By Dan Stinton
A runner from Colorado certainly has a tale to tell after he was attacked by a young male cougar on Monday. The incident happened at Horsetooth Mountain Open Space on a mountain trail in the north of the state.
The victim heard something move behind him and as he turned, the mountain lion pounced on him, biting his hands and face. In what must have been a terrifying moment, he managed to fight back and ended up killing the lion in self-defence, believed to be by suffocation.
Having sustained serious injuries, the runner then made his way to the local hospital. A state official said “The runner did everything he could to save his life. In the event of a lion attack you need to do anything in your power to fight back just as this gentleman did.”
Mountain lion attacks are rare. The Colorado Parks and Wildlife (CPW) official statement says there have been three fatalities and sixteen injuries due to cougar attacks since 1990. The statement also provides advice on what to do if you’re faced with such a situation, including staying calm and trying not to run as this “may stimulate a lion’s instinct to chase and attack. Face the lion and stand upright.”
It is thought that the age of the lion (less than a year) meant that he would still be learning to hunt and wouldn’t necessarily know to avoid humans. Had this been a fully grown lion, the outcome may have been very different.
Not trying to make light of a terrifying situation, but if ever there was a moment your heart rate monitor is going to reach maximum levels, this was definitely it.
If you’re likely to be in such areas it’s always best to do some research on the type of wildlife you could encounter and what to do if faced with, for example, a bear or cougar. A slightly different approach may be needed depending upon the animal and how they’re reacting, but the overriding advice appears to be stay calm.
In any event, it’s always wise, especially when running alone, to at least use a tracking app so that someone knows your location and let them know when you’re planning to be back in case anything goes wrong.

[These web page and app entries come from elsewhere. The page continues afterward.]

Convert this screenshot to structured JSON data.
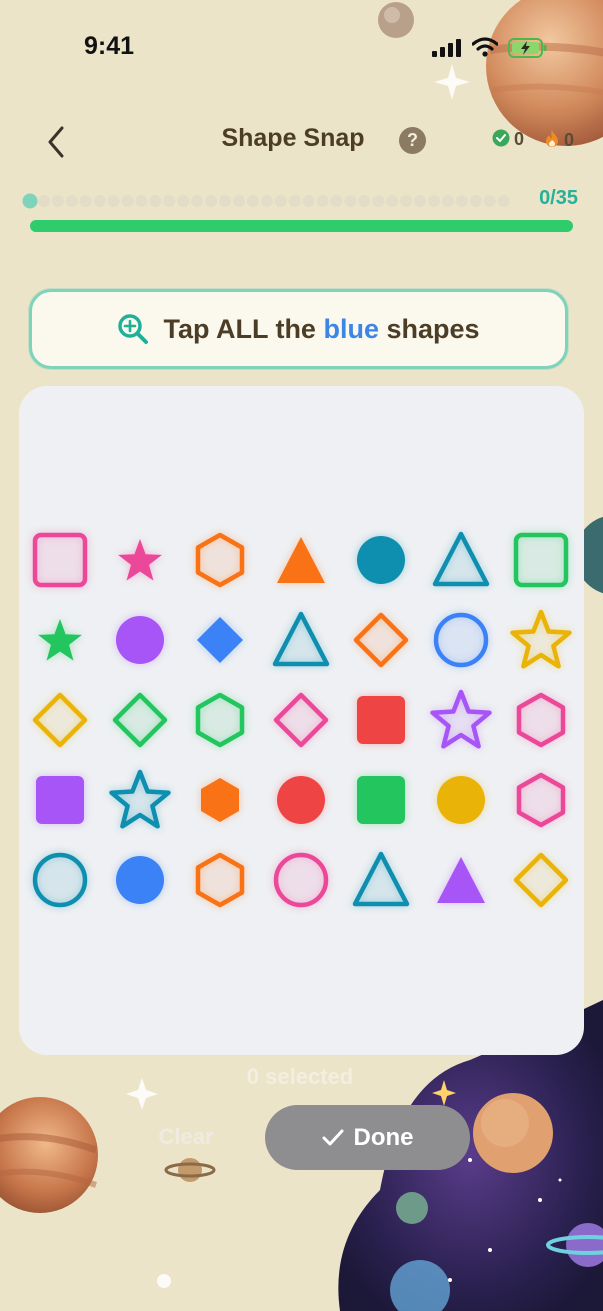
{
  "status_bar": {
    "time": "9:41"
  },
  "header": {
    "title": "Shape Snap",
    "help_label": "?",
    "correct_count": "0",
    "streak_count": "0"
  },
  "progress": {
    "counter": "0/35",
    "current": 0,
    "total": 35
  },
  "prompt": {
    "before": "Tap ALL the ",
    "color_word": "blue",
    "after": " shapes"
  },
  "board": {
    "shapes": [
      {
        "shape": "square",
        "color": "#ec4899",
        "style": "outline"
      },
      {
        "shape": "star",
        "color": "#ec4899",
        "style": "filled"
      },
      {
        "shape": "hexagon",
        "color": "#f97316",
        "style": "outline"
      },
      {
        "shape": "triangle",
        "color": "#f97316",
        "style": "filled"
      },
      {
        "shape": "circle",
        "color": "#0e8fb0",
        "style": "filled"
      },
      {
        "shape": "triangle",
        "color": "#0e8fb0",
        "style": "outline"
      },
      {
        "shape": "square",
        "color": "#22c55e",
        "style": "outline"
      },
      {
        "shape": "star",
        "color": "#22c55e",
        "style": "filled"
      },
      {
        "shape": "circle",
        "color": "#a855f7",
        "style": "filled"
      },
      {
        "shape": "diamond",
        "color": "#3b82f6",
        "style": "filled"
      },
      {
        "shape": "triangle",
        "color": "#0e8fb0",
        "style": "outline"
      },
      {
        "shape": "diamond",
        "color": "#f97316",
        "style": "outline"
      },
      {
        "shape": "circle",
        "color": "#3b82f6",
        "style": "outline"
      },
      {
        "shape": "star",
        "color": "#eab308",
        "style": "outline"
      },
      {
        "shape": "diamond",
        "color": "#eab308",
        "style": "outline"
      },
      {
        "shape": "diamond",
        "color": "#22c55e",
        "style": "outline"
      },
      {
        "shape": "hexagon",
        "color": "#22c55e",
        "style": "outline"
      },
      {
        "shape": "diamond",
        "color": "#ec4899",
        "style": "outline"
      },
      {
        "shape": "square",
        "color": "#ef4444",
        "style": "filled"
      },
      {
        "shape": "star",
        "color": "#a855f7",
        "style": "outline"
      },
      {
        "shape": "hexagon",
        "color": "#ec4899",
        "style": "outline"
      },
      {
        "shape": "square",
        "color": "#a855f7",
        "style": "filled"
      },
      {
        "shape": "star",
        "color": "#0e8fb0",
        "style": "outline"
      },
      {
        "shape": "hexagon",
        "color": "#f97316",
        "style": "filled"
      },
      {
        "shape": "circle",
        "color": "#ef4444",
        "style": "filled"
      },
      {
        "shape": "square",
        "color": "#22c55e",
        "style": "filled"
      },
      {
        "shape": "circle",
        "color": "#eab308",
        "style": "filled"
      },
      {
        "shape": "hexagon",
        "color": "#ec4899",
        "style": "outline"
      },
      {
        "shape": "circle",
        "color": "#0e8fb0",
        "style": "outline"
      },
      {
        "shape": "circle",
        "color": "#3b82f6",
        "style": "filled"
      },
      {
        "shape": "hexagon",
        "color": "#f97316",
        "style": "outline"
      },
      {
        "shape": "circle",
        "color": "#ec4899",
        "style": "outline"
      },
      {
        "shape": "triangle",
        "color": "#0e8fb0",
        "style": "outline"
      },
      {
        "shape": "triangle",
        "color": "#a855f7",
        "style": "filled"
      },
      {
        "shape": "diamond",
        "color": "#eab308",
        "style": "outline"
      }
    ]
  },
  "footer": {
    "selected_text": "0 selected",
    "clear_label": "Clear",
    "done_label": "Done"
  },
  "colors": {
    "accent_teal": "#27b19a",
    "progress_green": "#2ecc6a",
    "prompt_blue": "#3d86e8",
    "done_gray": "#8e8e91"
  }
}
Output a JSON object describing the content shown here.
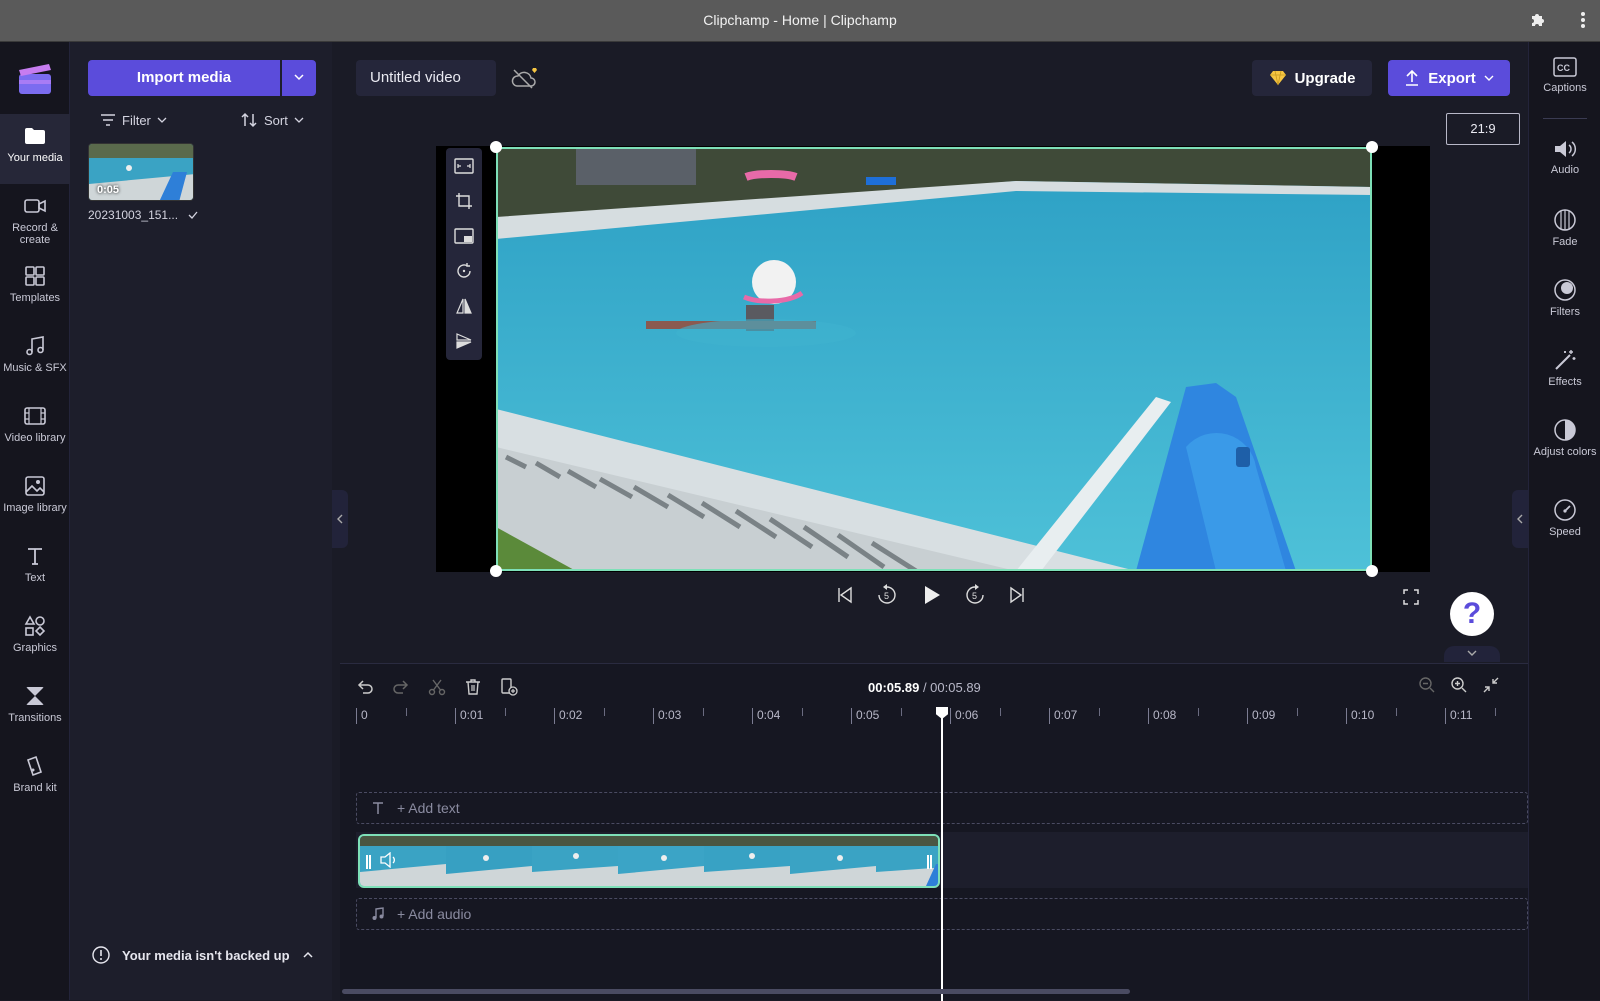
{
  "window": {
    "title": "Clipchamp - Home | Clipchamp"
  },
  "nav": [
    {
      "label": "Your media",
      "icon": "folder-icon",
      "active": true
    },
    {
      "label": "Record & create",
      "icon": "camera-icon"
    },
    {
      "label": "Templates",
      "icon": "templates-icon"
    },
    {
      "label": "Music & SFX",
      "icon": "music-icon"
    },
    {
      "label": "Video library",
      "icon": "film-icon"
    },
    {
      "label": "Image library",
      "icon": "image-icon"
    },
    {
      "label": "Text",
      "icon": "text-icon"
    },
    {
      "label": "Graphics",
      "icon": "shapes-icon"
    },
    {
      "label": "Transitions",
      "icon": "transitions-icon"
    },
    {
      "label": "Brand kit",
      "icon": "brand-kit-icon"
    }
  ],
  "media": {
    "import_label": "Import media",
    "filter_label": "Filter",
    "sort_label": "Sort",
    "items": [
      {
        "name": "20231003_151...",
        "duration": "0:05"
      }
    ],
    "backup_text": "Your media isn't backed up"
  },
  "project": {
    "title": "Untitled video",
    "upgrade_label": "Upgrade",
    "export_label": "Export",
    "aspect_ratio": "21:9"
  },
  "right_panel": [
    {
      "label": "Captions",
      "icon": "captions-icon"
    },
    {
      "label": "Audio",
      "icon": "speaker-icon"
    },
    {
      "label": "Fade",
      "icon": "fade-icon"
    },
    {
      "label": "Filters",
      "icon": "filters-icon"
    },
    {
      "label": "Effects",
      "icon": "effects-wand-icon"
    },
    {
      "label": "Adjust colors",
      "icon": "adjust-colors-icon"
    },
    {
      "label": "Speed",
      "icon": "speed-gauge-icon"
    }
  ],
  "timeline": {
    "current_time": "00:05.89",
    "separator": " / ",
    "total_time": "00:05.89",
    "ruler": [
      "0",
      "0:01",
      "0:02",
      "0:03",
      "0:04",
      "0:05",
      "0:06",
      "0:07",
      "0:08",
      "0:09",
      "0:10",
      "0:11"
    ],
    "add_text_label": "+ Add text",
    "add_audio_label": "+ Add audio"
  },
  "help": {
    "label": "?"
  },
  "colors": {
    "accent": "#5b4cdb",
    "selection": "#7ee0b8",
    "background": "#1a1b26"
  }
}
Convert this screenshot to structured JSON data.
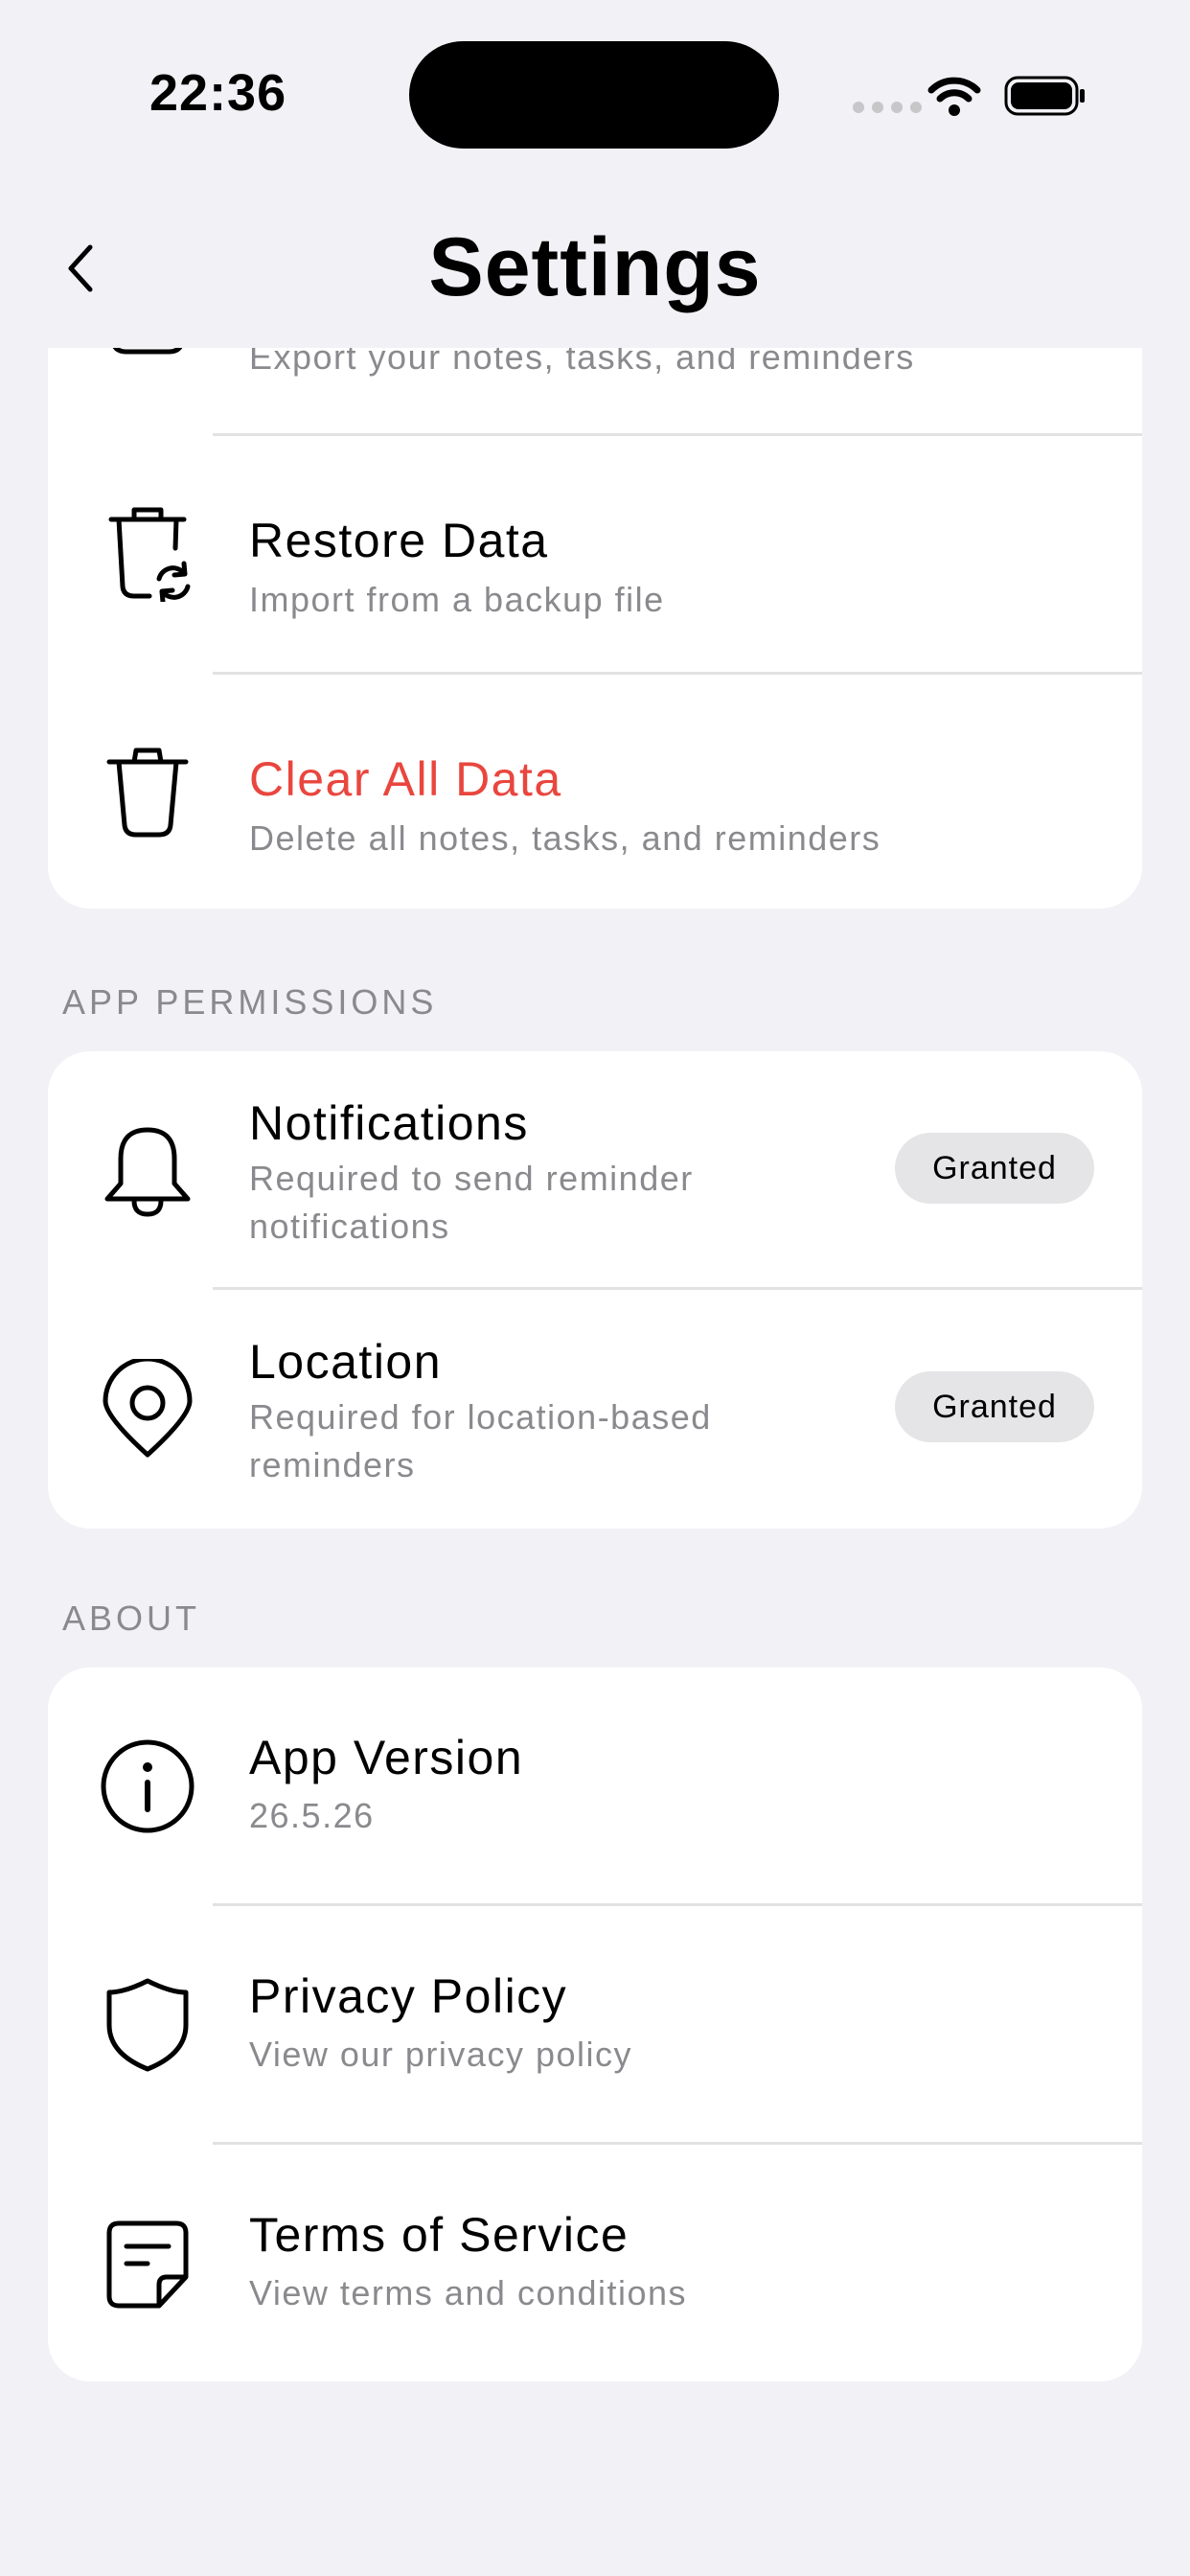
{
  "status_bar": {
    "time": "22:36"
  },
  "nav": {
    "title": "Settings"
  },
  "data_section": {
    "export_sub": "Export your notes, tasks, and reminders",
    "restore": {
      "label": "Restore Data",
      "sub": "Import from a backup file"
    },
    "clear": {
      "label": "Clear All Data",
      "sub": "Delete all notes, tasks, and reminders"
    }
  },
  "permissions": {
    "header": "APP PERMISSIONS",
    "notifications": {
      "label": "Notifications",
      "sub1": "Required to send reminder",
      "sub2": "notifications",
      "badge": "Granted"
    },
    "location": {
      "label": "Location",
      "sub1": "Required for location-based",
      "sub2": "reminders",
      "badge": "Granted"
    }
  },
  "about": {
    "header": "ABOUT",
    "version": {
      "label": "App Version",
      "sub": "26.5.26"
    },
    "privacy": {
      "label": "Privacy Policy",
      "sub": "View our privacy policy"
    },
    "terms": {
      "label": "Terms of Service",
      "sub": "View terms and conditions"
    }
  },
  "colors": {
    "background": "#f2f1f6",
    "destructive": "#e9463e",
    "secondary_text": "#8a8a8e",
    "badge_bg": "#e5e5e7"
  }
}
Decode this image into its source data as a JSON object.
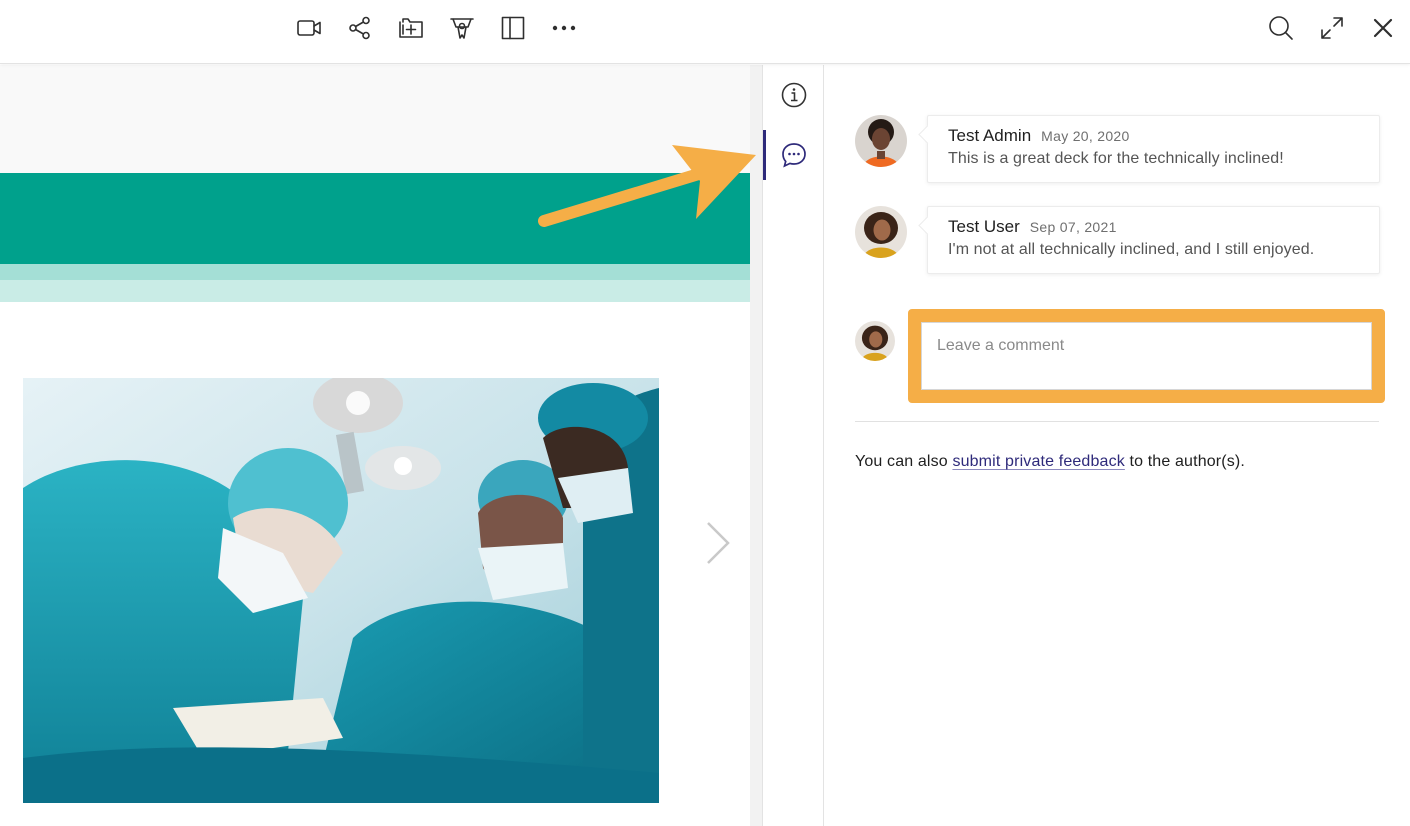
{
  "toolbar": {
    "left_icons": [
      "video-icon",
      "share-icon",
      "add-to-folder-icon",
      "certificate-icon",
      "panel-layout-icon",
      "more-icon"
    ],
    "right_icons": [
      "search-icon",
      "expand-icon",
      "close-icon"
    ]
  },
  "rail": {
    "items": [
      {
        "icon": "info-icon",
        "active": false
      },
      {
        "icon": "comment-icon",
        "active": true
      }
    ],
    "accent_color": "#2e2a7a"
  },
  "slide": {
    "band_colors": [
      "#00a18c",
      "#a4dfd6",
      "#c9ece6"
    ],
    "image": "surgeons-operating-photo",
    "next_icon": "chevron-right-icon"
  },
  "comments": [
    {
      "author": "Test Admin",
      "date": "May 20, 2020",
      "text": "This is a great deck for the technically inclined!"
    },
    {
      "author": "Test User",
      "date": "Sep 07, 2021",
      "text": "I'm not at all technically inclined, and I still enjoyed."
    }
  ],
  "new_comment": {
    "placeholder": "Leave a comment",
    "value": ""
  },
  "feedback": {
    "prefix": "You can also ",
    "link": "submit private feedback",
    "suffix": " to the author(s)."
  },
  "annotation_color": "#f5ae47"
}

Here in the UK, one of the most common encounters is being leapt upon by someone else’s dog. The owner usually says “He won’t bite mate, he’s fine”, no matter how much they’re snarling and clambering up your leg. Personally, my most wild encounter has been avoiding a terrified badger, but we welcome readers to share stories of encounters with wildlife during their trail running.